As part of the 2021 Photography Month, the gallery presents Spiritus, the first solo exhibition the artist Georges Poncet.
After completing his studies in the fine arts, Georges Poncet chose to focus exclusively on photography, and since the early 1980s has specialized in photographing works of art. For the past 25 years, he has been taking sophisticated pictures of exceptional works from the Louvre museum collection, in particular from the department of Egyptian antiquities. In his work for the Louvre, Poncet has also traveled through history and into the heart of diverse civilizations to evoke such extraordinary moments as the discovery of Coptic art of early Christianity, or the commission to document the tomb of Sennedjem in Luxor. Over time, his unique approach to photography has also been enriched by his exchanges, at times almost daily, with such contemporary artists as Pierre Soulages, Anselm Kiefer and countless others.
“In Soulages’ studio,” he says, “we talk about black with nervousness or tranquility, we look at tenderly at a particular grey, the canvas progresses, the photograph is taken.” He also explains, “Experiencing one of Kiefer’s artworks is an act that is both physical and intellectual. One needs time to discover the breadth of Anselm’s limitless inspiration, which brings together intimacy and history, frightening or secretive. With each of these artists, our gazes come together, become more refined, emotion emerges, and the essential happens: fidelity to the artwork is made present in the photograph.”
After a trip to Japan, George Poncet came back to Paris, moved by the Tokyo lights and with an awareness of the inevitability of sensuality in an image’s matter. The boundary between visible and invisible was blurred, and what lies beyond the focal plane became central to his work, something more than the dependence on reality that is integral to photography. His return to the Louvre placed him utterly in the present, deeply aware of the sensation and energy inside the artworks and the artists who created them. He allowed himself to be invaded by the pictorial space by giving it body, form and color… and the photographic gaze became his paintbrush, his material, fluid.
These revealing paths became the starting point for a first series of photographs entitled “Sfumato,” which led in turn to the series on display at the gallery, “Spiritus” – the breath of life, the soul.
In the Catholic tradition, statues in churches are veiled on Good Friday; images of the divine are forbidden on the day of that Christ was killed, inviting the gaze to turn inward.
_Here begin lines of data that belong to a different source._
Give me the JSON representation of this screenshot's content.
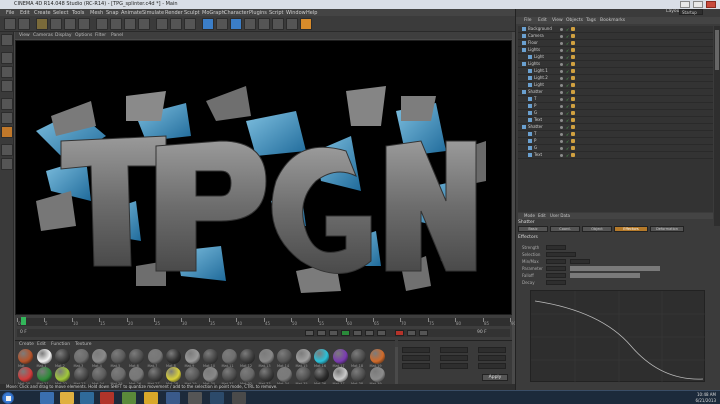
{
  "window": {
    "title": "CINEMA 4D R14.048 Studio (RC-R14) - [TPG_splinter.c4d *] - Main"
  },
  "menubar": {
    "items": [
      "File",
      "Edit",
      "Create",
      "Select",
      "Tools",
      "Mesh",
      "Snap",
      "Animate",
      "Simulate",
      "Render",
      "Sculpt",
      "MoGraph",
      "Character",
      "Plugins",
      "Script",
      "Window",
      "Help"
    ]
  },
  "viewport": {
    "menu": [
      "View",
      "Cameras",
      "Display",
      "Options",
      "Filter",
      "Panel"
    ],
    "scene_text": "TPG"
  },
  "timeline": {
    "ruler_labels": [
      "0",
      "5",
      "10",
      "15",
      "20",
      "25",
      "30",
      "35",
      "40",
      "45",
      "50",
      "55",
      "60",
      "65",
      "70",
      "75",
      "80",
      "85",
      "90"
    ],
    "current_frame": "0 F",
    "end_frame": "90 F"
  },
  "materials": {
    "menu": [
      "Create",
      "Edit",
      "Function",
      "Texture"
    ],
    "swatches_row1": [
      {
        "name": "Mat",
        "color": "#b5532a"
      },
      {
        "name": "Mat.1",
        "color": "#f2f2f2"
      },
      {
        "name": "Mat.2",
        "color": "#3a3a3a"
      },
      {
        "name": "Mat.3",
        "color": "#6b6b6b"
      },
      {
        "name": "Mat.4",
        "color": "#8a8a8a"
      },
      {
        "name": "Mat.5",
        "color": "#5a5a5a"
      },
      {
        "name": "Mat.6",
        "color": "#4e4e4e"
      },
      {
        "name": "Mat.7",
        "color": "#777777"
      },
      {
        "name": "Mat.8",
        "color": "#2f2f2f"
      },
      {
        "name": "Mat.9",
        "color": "#999999"
      },
      {
        "name": "Mat.10",
        "color": "#444444"
      },
      {
        "name": "Mat.11",
        "color": "#6e6e6e"
      },
      {
        "name": "Mat.12",
        "color": "#3c3c3c"
      },
      {
        "name": "Mat.13",
        "color": "#888888"
      },
      {
        "name": "Mat.14",
        "color": "#555555"
      },
      {
        "name": "Mat.15",
        "color": "#a0a0a0"
      },
      {
        "name": "Mat.16",
        "color": "#2bc0d8"
      },
      {
        "name": "Mat.17",
        "color": "#7a3bb0"
      },
      {
        "name": "Mat.18",
        "color": "#4a4a4a"
      },
      {
        "name": "Mat.19",
        "color": "#d06a2a"
      }
    ],
    "swatches_row2": [
      {
        "name": "Mat.20",
        "color": "#d23a3a"
      },
      {
        "name": "Mat.21",
        "color": "#2f8a3a"
      },
      {
        "name": "Mat.22",
        "color": "#a0c83a"
      },
      {
        "name": "Mat.23",
        "color": "#444444"
      },
      {
        "name": "Mat.24",
        "color": "#5a5a5a"
      },
      {
        "name": "Mat.25",
        "color": "#6a6a6a"
      },
      {
        "name": "Mat.26",
        "color": "#777777"
      },
      {
        "name": "Mat.27",
        "color": "#3e3e3e"
      },
      {
        "name": "Mat.28",
        "color": "#d8d03a"
      },
      {
        "name": "Mat.29",
        "color": "#555555"
      },
      {
        "name": "Mat.30",
        "color": "#888888"
      },
      {
        "name": "Mat.31",
        "color": "#4b4b4b"
      },
      {
        "name": "Mat.32",
        "color": "#666666"
      },
      {
        "name": "Mat.33",
        "color": "#3a3a3a"
      },
      {
        "name": "Mat.34",
        "color": "#7a7a7a"
      },
      {
        "name": "Mat.35",
        "color": "#505050"
      },
      {
        "name": "Mat.36",
        "color": "#2a2a2a"
      },
      {
        "name": "Mat.37",
        "color": "#c9c9c9"
      },
      {
        "name": "Mat.38",
        "color": "#4c4c4c"
      },
      {
        "name": "Mat.39",
        "color": "#8c8c8c"
      }
    ]
  },
  "coordinates": {
    "apply_label": "Apply"
  },
  "status": {
    "text": "Move: Click and drag to move elements. Hold down SHIFT to quantize movement / add to the selection in point mode, CTRL to remove."
  },
  "right_panel": {
    "layout_label": "Layout:",
    "layout_value": "Startup",
    "menu": [
      "File",
      "Edit",
      "View",
      "Objects",
      "Tags",
      "Bookmarks"
    ],
    "objects": [
      {
        "name": "Background",
        "indent": 0
      },
      {
        "name": "Camera",
        "indent": 0
      },
      {
        "name": "Floor",
        "indent": 0
      },
      {
        "name": "Lights",
        "indent": 0
      },
      {
        "name": "Light",
        "indent": 1
      },
      {
        "name": "Lights",
        "indent": 0
      },
      {
        "name": "Light.1",
        "indent": 1
      },
      {
        "name": "Light.2",
        "indent": 1
      },
      {
        "name": "Light",
        "indent": 1
      },
      {
        "name": "Shatter",
        "indent": 0
      },
      {
        "name": "T",
        "indent": 1
      },
      {
        "name": "P",
        "indent": 1
      },
      {
        "name": "G",
        "indent": 1
      },
      {
        "name": "Text",
        "indent": 1
      },
      {
        "name": "Shatter",
        "indent": 0
      },
      {
        "name": "T",
        "indent": 1
      },
      {
        "name": "P",
        "indent": 1
      },
      {
        "name": "G",
        "indent": 1
      },
      {
        "name": "Text",
        "indent": 1
      }
    ],
    "attr_menu": [
      "Mode",
      "Edit",
      "User Data"
    ],
    "attr_object": "Shatter",
    "attr_tabs": [
      "Basic",
      "Coord.",
      "Object",
      "Effectors",
      "Deformation"
    ],
    "attr_active_tab": "Effectors",
    "attr_section": "Effectors",
    "attr_rows": [
      "Strength",
      "Selection",
      "Min/Max",
      "Parameter",
      "Falloff",
      "Decay"
    ]
  },
  "taskbar": {
    "time": "10:48 AM",
    "date": "6/21/2013"
  }
}
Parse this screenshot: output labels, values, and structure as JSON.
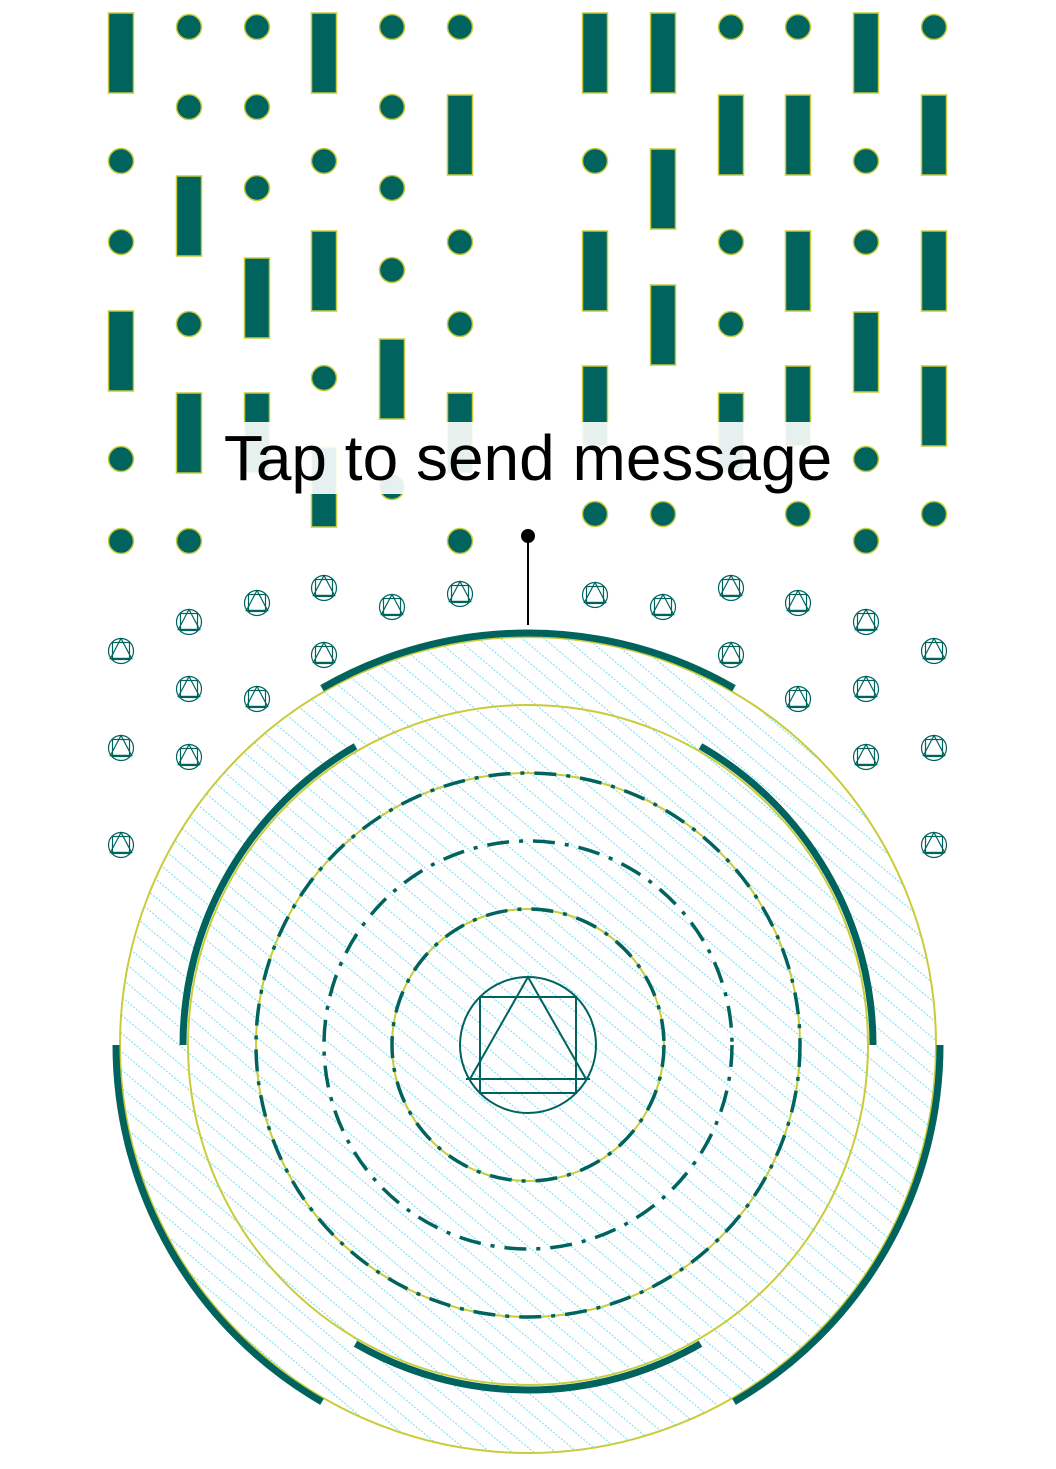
{
  "callout": {
    "label": "Tap to send message"
  },
  "colors": {
    "teal": "#00635E",
    "olive": "#C8CC3A",
    "hatch": "#7FDDF0",
    "background": "#FFFFFF",
    "text": "#000000"
  }
}
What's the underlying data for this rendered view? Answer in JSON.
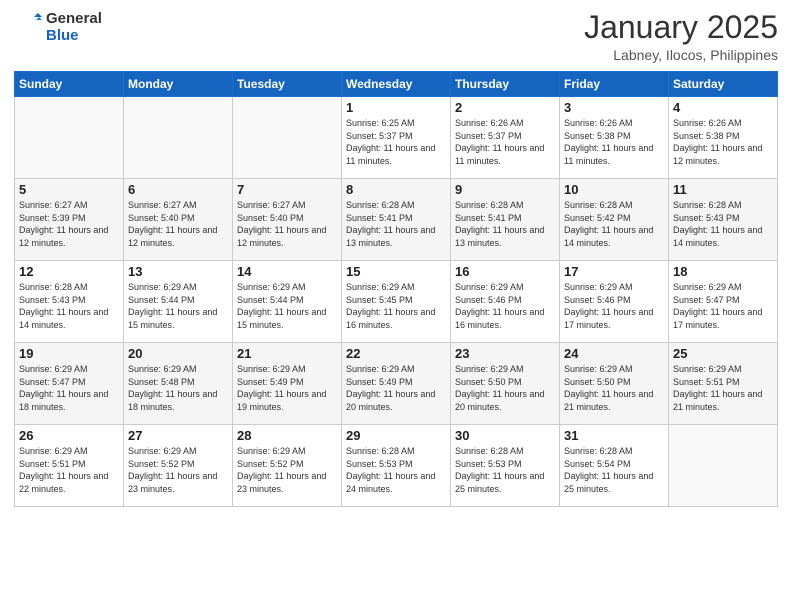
{
  "header": {
    "logo_line1": "General",
    "logo_line2": "Blue",
    "month": "January 2025",
    "location": "Labney, Ilocos, Philippines"
  },
  "weekdays": [
    "Sunday",
    "Monday",
    "Tuesday",
    "Wednesday",
    "Thursday",
    "Friday",
    "Saturday"
  ],
  "weeks": [
    [
      {
        "day": "",
        "info": ""
      },
      {
        "day": "",
        "info": ""
      },
      {
        "day": "",
        "info": ""
      },
      {
        "day": "1",
        "info": "Sunrise: 6:25 AM\nSunset: 5:37 PM\nDaylight: 11 hours and 11 minutes."
      },
      {
        "day": "2",
        "info": "Sunrise: 6:26 AM\nSunset: 5:37 PM\nDaylight: 11 hours and 11 minutes."
      },
      {
        "day": "3",
        "info": "Sunrise: 6:26 AM\nSunset: 5:38 PM\nDaylight: 11 hours and 11 minutes."
      },
      {
        "day": "4",
        "info": "Sunrise: 6:26 AM\nSunset: 5:38 PM\nDaylight: 11 hours and 12 minutes."
      }
    ],
    [
      {
        "day": "5",
        "info": "Sunrise: 6:27 AM\nSunset: 5:39 PM\nDaylight: 11 hours and 12 minutes."
      },
      {
        "day": "6",
        "info": "Sunrise: 6:27 AM\nSunset: 5:40 PM\nDaylight: 11 hours and 12 minutes."
      },
      {
        "day": "7",
        "info": "Sunrise: 6:27 AM\nSunset: 5:40 PM\nDaylight: 11 hours and 12 minutes."
      },
      {
        "day": "8",
        "info": "Sunrise: 6:28 AM\nSunset: 5:41 PM\nDaylight: 11 hours and 13 minutes."
      },
      {
        "day": "9",
        "info": "Sunrise: 6:28 AM\nSunset: 5:41 PM\nDaylight: 11 hours and 13 minutes."
      },
      {
        "day": "10",
        "info": "Sunrise: 6:28 AM\nSunset: 5:42 PM\nDaylight: 11 hours and 14 minutes."
      },
      {
        "day": "11",
        "info": "Sunrise: 6:28 AM\nSunset: 5:43 PM\nDaylight: 11 hours and 14 minutes."
      }
    ],
    [
      {
        "day": "12",
        "info": "Sunrise: 6:28 AM\nSunset: 5:43 PM\nDaylight: 11 hours and 14 minutes."
      },
      {
        "day": "13",
        "info": "Sunrise: 6:29 AM\nSunset: 5:44 PM\nDaylight: 11 hours and 15 minutes."
      },
      {
        "day": "14",
        "info": "Sunrise: 6:29 AM\nSunset: 5:44 PM\nDaylight: 11 hours and 15 minutes."
      },
      {
        "day": "15",
        "info": "Sunrise: 6:29 AM\nSunset: 5:45 PM\nDaylight: 11 hours and 16 minutes."
      },
      {
        "day": "16",
        "info": "Sunrise: 6:29 AM\nSunset: 5:46 PM\nDaylight: 11 hours and 16 minutes."
      },
      {
        "day": "17",
        "info": "Sunrise: 6:29 AM\nSunset: 5:46 PM\nDaylight: 11 hours and 17 minutes."
      },
      {
        "day": "18",
        "info": "Sunrise: 6:29 AM\nSunset: 5:47 PM\nDaylight: 11 hours and 17 minutes."
      }
    ],
    [
      {
        "day": "19",
        "info": "Sunrise: 6:29 AM\nSunset: 5:47 PM\nDaylight: 11 hours and 18 minutes."
      },
      {
        "day": "20",
        "info": "Sunrise: 6:29 AM\nSunset: 5:48 PM\nDaylight: 11 hours and 18 minutes."
      },
      {
        "day": "21",
        "info": "Sunrise: 6:29 AM\nSunset: 5:49 PM\nDaylight: 11 hours and 19 minutes."
      },
      {
        "day": "22",
        "info": "Sunrise: 6:29 AM\nSunset: 5:49 PM\nDaylight: 11 hours and 20 minutes."
      },
      {
        "day": "23",
        "info": "Sunrise: 6:29 AM\nSunset: 5:50 PM\nDaylight: 11 hours and 20 minutes."
      },
      {
        "day": "24",
        "info": "Sunrise: 6:29 AM\nSunset: 5:50 PM\nDaylight: 11 hours and 21 minutes."
      },
      {
        "day": "25",
        "info": "Sunrise: 6:29 AM\nSunset: 5:51 PM\nDaylight: 11 hours and 21 minutes."
      }
    ],
    [
      {
        "day": "26",
        "info": "Sunrise: 6:29 AM\nSunset: 5:51 PM\nDaylight: 11 hours and 22 minutes."
      },
      {
        "day": "27",
        "info": "Sunrise: 6:29 AM\nSunset: 5:52 PM\nDaylight: 11 hours and 23 minutes."
      },
      {
        "day": "28",
        "info": "Sunrise: 6:29 AM\nSunset: 5:52 PM\nDaylight: 11 hours and 23 minutes."
      },
      {
        "day": "29",
        "info": "Sunrise: 6:28 AM\nSunset: 5:53 PM\nDaylight: 11 hours and 24 minutes."
      },
      {
        "day": "30",
        "info": "Sunrise: 6:28 AM\nSunset: 5:53 PM\nDaylight: 11 hours and 25 minutes."
      },
      {
        "day": "31",
        "info": "Sunrise: 6:28 AM\nSunset: 5:54 PM\nDaylight: 11 hours and 25 minutes."
      },
      {
        "day": "",
        "info": ""
      }
    ]
  ]
}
The absence of the representation of the divine, hidden beneath a veil, reveals the invisible, a presence, “theophany.” Underneath the veils, bodies and flesh are suggested with a discreet sensuality, unrelated to the carnal, that heightens the senses and makes it possible for spirituality to emerge.
With this spirituality of the senses, the photographer has also found himself in the places depicted in legendary paintings: Cézanne’s Bibemus Quarries, Courbet’s rivers near Ornans, Van Gogh’s roads in Auvers-sur-Oise, the Normandy coastline. The Spiritus series embraces the essence of these famous locations by connecting us not only to their history and to time, but also to our own perception and to the authenticity of the moment. In Georges Poncet’s work, photography conjures up both the complex memory of these illustrious places from historic paintings and the foundational sites themselves, captured in a perfect moment, in a perfect light, with a sense of immediacy and presence. The camera becomes more than a documentary tool, welcoming us into a visual dimension, into the substance of reality, as if we, too, were painters or sculptors. From behind the lens, Georges Poncet captures the history of painting and its sites in a way that is all at once utterly faithful to the artists, to these places and to himself—from the sensuality of the models and the painter’s gesture to the feeling of the air or light vibrating in Van Gogh’s wheat fields, the marks shaping the mountain immortalized by Cézanne or the luminosity of Courbet’s streams and grottos. The precise quality of light is fundamental, and the specific richness of a particular color is essential to the overall composition, to nourish the fragile consciousness of being present in the world.
In his search for a perspective that is reborn, Georges Poncet invites us, through his works, to discover the common universality, transitory and eternal, that lies within, that makes us evolve, that invites us to see both the places and paths of the history of art – as well as the immanence of creation in presence, and the sacred traces of the living, along a shared path where the observer and what is observed are in complete harmony.
Exhibition view Georges Poncet, Spiritus, 2021, Courtesy Galerie Jeanne Bucher Jaeger, Paris